Metrics; Human Behavior.


  • We analyzed invalid certificates in the Web's PKI and have found that almost 88% of SSL/TLS certificates advertised over the past three years are invalid.  Because measurement studies of the HTTPS ecosystem generally focus only on valid certificates, this means that the vast majority of certificates available in the public Web had not been studied.  Through our analysis, we have demonstrated that despite their invalidity, much can be understood from invalid certificates, including the ability to track end-user devices by the certificates they give out.  We demonstrated that invalid SSL certificates allow us to uniquely track over 6.7M devices.  Taken together, our results open up a heretofore largely-ignored portion of the Internet to further study.

    During this past quarter, we investigated a discrepency between the datasets we use in this study, which reported dramatically different sets of hosts.  We concluded that this is largely due to blacklisting (either on behalf of the source or target of the measurements), and updated our analysis to account for this.  We are curating our analysis scripts and datasets to make them publicly available.

    This work was accepted to the ACM Internet Measurement Conference (ACM IMC 2016).

  • Key sharing is strictly forbidden (and typically assumed not to happen), but in reality, many websites—and the majority the most popular ones—are hosted at least in part by third parties such as content distribution networks (CDNs) or web hosting services.  Put simply: administrators of websites who deal with critically sensitive user data are giving their private keys to third parties.  Critically, this sharing of keys is undetectable by most users, and widely unknown even among researchers.  We performed a wide-scale measurement study of administrators' decisions regarding key sharing with third-party hosting services and the impact this sharing has on management.  We found widespread key sharing, outsourcing of key management, and that third-party providers are slightly more thorough (though slower) to react to key compromise

    During this past quarter, we refined our methods of determining who hosts a given certificate, and re-performed our analysis in light of these new methods.  This has resulted in an unprecedented dataset of (a) who hosts and who manages given certificates, (b) which domain names and Autonomous Systems are owned by the same companies.  We are finalizing our curating of this dataset to make it publicly available.

    This work was accepted to the ACM Conference on Computer and Communications Security (ACM CCS 2016).
  • Browsers must periodically download revocation information from CAs, or else the efforts on behalf of website administrators would be wasted.  Unfortunately, browser developers are reluctant to do this, as it consumes bandwidth and potentially increases page load times.  We have developed techniques for more efficiently disseminating revocation information.  Our initial designs include probabilistic data structures known as Bloom filters that browsers can download and query to determine if a given certificate has been revoked.  One of the key concerns with Bloom filters is false positives, which in this case would correspond to a browser believing that a certificate has been revoked when in fact it has not (a fail-safe default, but also a potential source of inefficiency).  We have thus developed techniques for identifying false positives and disseminating those, as well.  We are also investigating group signature-based schemes that permit multiple CAs to their portion of a Bloom filter that aggregates all of the CAs' revocation information.  We have developed a Firefox plugin that implements our initial design.

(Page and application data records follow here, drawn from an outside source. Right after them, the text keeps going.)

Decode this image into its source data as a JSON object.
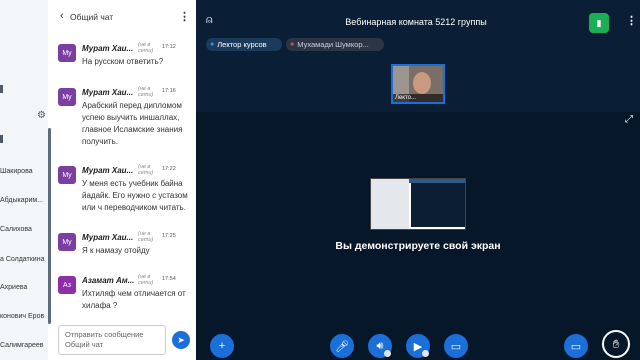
{
  "users_column": {
    "names": [
      "Шакирова",
      "Абдыкарим...",
      "Салихова",
      "а Солдаткина",
      "Ахриева",
      "конович Еров",
      "Салимгареев"
    ]
  },
  "chat": {
    "back_icon": "chevron-left-icon",
    "title": "Общий чат",
    "messages": [
      {
        "initials": "Mу",
        "name": "Мурат Хаи...",
        "status": "(не в сети)",
        "time": "17:12",
        "text": "На русском ответить?"
      },
      {
        "initials": "Mу",
        "name": "Мурат Хаи...",
        "status": "(не в сети)",
        "time": "17:16",
        "text": "Арабский перед дипломом успею выучить иншаллах, главное Исламские знания получить."
      },
      {
        "initials": "Mу",
        "name": "Мурат Хаи...",
        "status": "(не в сети)",
        "time": "17:22",
        "text": "У меня есть учебник байна йадайк. Его нужно с устазом или ч переводчиком читать."
      },
      {
        "initials": "Mу",
        "name": "Мурат Хаи...",
        "status": "(не в сети)",
        "time": "17:25",
        "text": "Я к намазу отойду"
      },
      {
        "initials": "Аз",
        "name": "Азамат Ам...",
        "status": "(не в сети)",
        "time": "17:54",
        "text": "Ихтиляф чем отличается от хилафа ?"
      }
    ],
    "input_placeholder": "Отправить сообщение Общий чат"
  },
  "meeting": {
    "room_title": "Вебинарная комната 5212 группы",
    "presenters": [
      {
        "label": "Лектор курсов"
      },
      {
        "label": "Мухамади Шумкор..."
      }
    ],
    "camera_label": "Лекто...",
    "share_message": "Вы демонстрируете свой экран"
  },
  "colors": {
    "accent": "#1b6fd8",
    "meeting_bg": "#06172a",
    "stats_green": "#1cae56",
    "avatar_mu": "#7b3fa0",
    "avatar_az": "#8e2fa8"
  }
}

This quarter, Levin presented the results to groups of graduate and undergraduate students at UMD, as well as students and faculty at several other U.S. universities.  Levin also presented results to international collaborators at the University of Jordan in Amman, Jordan.  Levin also presented these results (particularly those pertaining to key sharing) to CloudFlare, one of the largest CDNs to host HTTPS content.